*What to produce*.
Whenever the string "JSON" turns up in a line of the data below, copy that line.

*Material shown*.
━━━

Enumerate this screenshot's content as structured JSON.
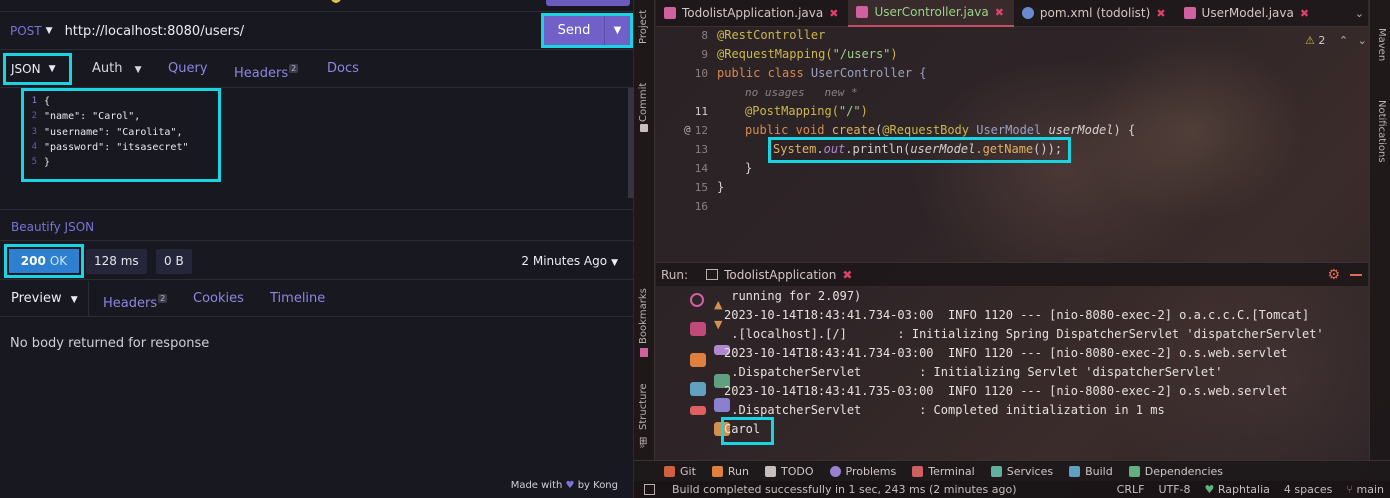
{
  "insomnia": {
    "request": {
      "method": "POST",
      "url": "http://localhost:8080/users/",
      "send_label": "Send"
    },
    "request_tabs": {
      "body_type": "JSON",
      "auth": "Auth",
      "query": "Query",
      "headers": "Headers",
      "headers_count": "2",
      "docs": "Docs"
    },
    "body_lines": [
      {
        "n": "1",
        "text": "{"
      },
      {
        "n": "2",
        "text": "\"name\": \"Carol\","
      },
      {
        "n": "3",
        "text": "\"username\": \"Carolita\","
      },
      {
        "n": "4",
        "text": "\"password\": \"itsasecret\""
      },
      {
        "n": "5",
        "text": "}"
      }
    ],
    "beautify_label": "Beautify JSON",
    "response": {
      "status_code": "200",
      "status_text": "OK",
      "time": "128 ms",
      "size": "0 B",
      "when": "2 Minutes Ago"
    },
    "response_tabs": {
      "preview": "Preview",
      "headers": "Headers",
      "headers_count": "2",
      "cookies": "Cookies",
      "timeline": "Timeline"
    },
    "empty_message": "No body returned for response",
    "footer": {
      "made_with": "Made with",
      "by": "by Kong"
    }
  },
  "ide": {
    "left_tools": [
      "Project",
      "Commit",
      "Bookmarks",
      "Structure"
    ],
    "right_tools": [
      "Maven",
      "Notifications"
    ],
    "tabs": [
      {
        "label": "TodolistApplication.java",
        "active": false,
        "color": "#d060a0"
      },
      {
        "label": "UserController.java",
        "active": true,
        "color": "#d060a0"
      },
      {
        "label": "pom.xml (todolist)",
        "active": false,
        "color": "#6a8ad0"
      },
      {
        "label": "UserModel.java",
        "active": false,
        "color": "#d060a0"
      }
    ],
    "warning_count": "2",
    "line_numbers": [
      "8",
      "9",
      "10",
      "",
      "11",
      "12",
      "13",
      "14",
      "15",
      "16"
    ],
    "code": {
      "l8": "@RestController",
      "l9_ann": "@RequestMapping(",
      "l9_str": "\"/users\"",
      "l9_end": ")",
      "l10_kw": "public class ",
      "l10_cls": "UserController {",
      "hint": "no usages   new *",
      "l11_ann": "@PostMapping(",
      "l11_str": "\"/\"",
      "l11_end": ")",
      "l12_kw": "public void ",
      "l12_fn": "create",
      "l12_p1": "(",
      "l12_ann": "@RequestBody ",
      "l12_cls": "UserModel ",
      "l12_var": "userModel",
      "l12_end": ") {",
      "l13_cls": "System",
      "l13_dot": ".",
      "l13_fld": "out",
      "l13_m": ".println(",
      "l13_var": "userModel",
      "l13_fn": ".getName",
      "l13_end": "());",
      "l14": "}",
      "l15": "}"
    },
    "run": {
      "label": "Run:",
      "tab": "TodolistApplication",
      "lines": [
        " running for 2.097)",
        "2023-10-14T18:43:41.734-03:00  INFO 1120 --- [nio-8080-exec-2] o.a.c.c.C.[Tomcat]",
        " .[localhost].[/]       : Initializing Spring DispatcherServlet 'dispatcherServlet'",
        "2023-10-14T18:43:41.734-03:00  INFO 1120 --- [nio-8080-exec-2] o.s.web.servlet",
        " .DispatcherServlet        : Initializing Servlet 'dispatcherServlet'",
        "2023-10-14T18:43:41.735-03:00  INFO 1120 --- [nio-8080-exec-2] o.s.web.servlet",
        " .DispatcherServlet        : Completed initialization in 1 ms",
        "Carol"
      ]
    },
    "bottom_tools": [
      {
        "label": "Git",
        "color": "#d06040"
      },
      {
        "label": "Run",
        "color": "#e08040"
      },
      {
        "label": "TODO",
        "color": "#c8bebd"
      },
      {
        "label": "Problems",
        "color": "#9a80d0"
      },
      {
        "label": "Terminal",
        "color": "#d06060"
      },
      {
        "label": "Services",
        "color": "#60b0a0"
      },
      {
        "label": "Build",
        "color": "#60a0c0"
      },
      {
        "label": "Dependencies",
        "color": "#60b080"
      }
    ],
    "status": {
      "message": "Build completed successfully in 1 sec, 243 ms (2 minutes ago)",
      "crlf": "CRLF",
      "encoding": "UTF-8",
      "user": "Raphtalia",
      "indent": "4 spaces",
      "branch": "main"
    }
  }
}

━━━

*Response*.
Enumerate this screenshot's content as structured JSON.
      "body_type": "JSON",
    "beautify_label": "Beautify JSON",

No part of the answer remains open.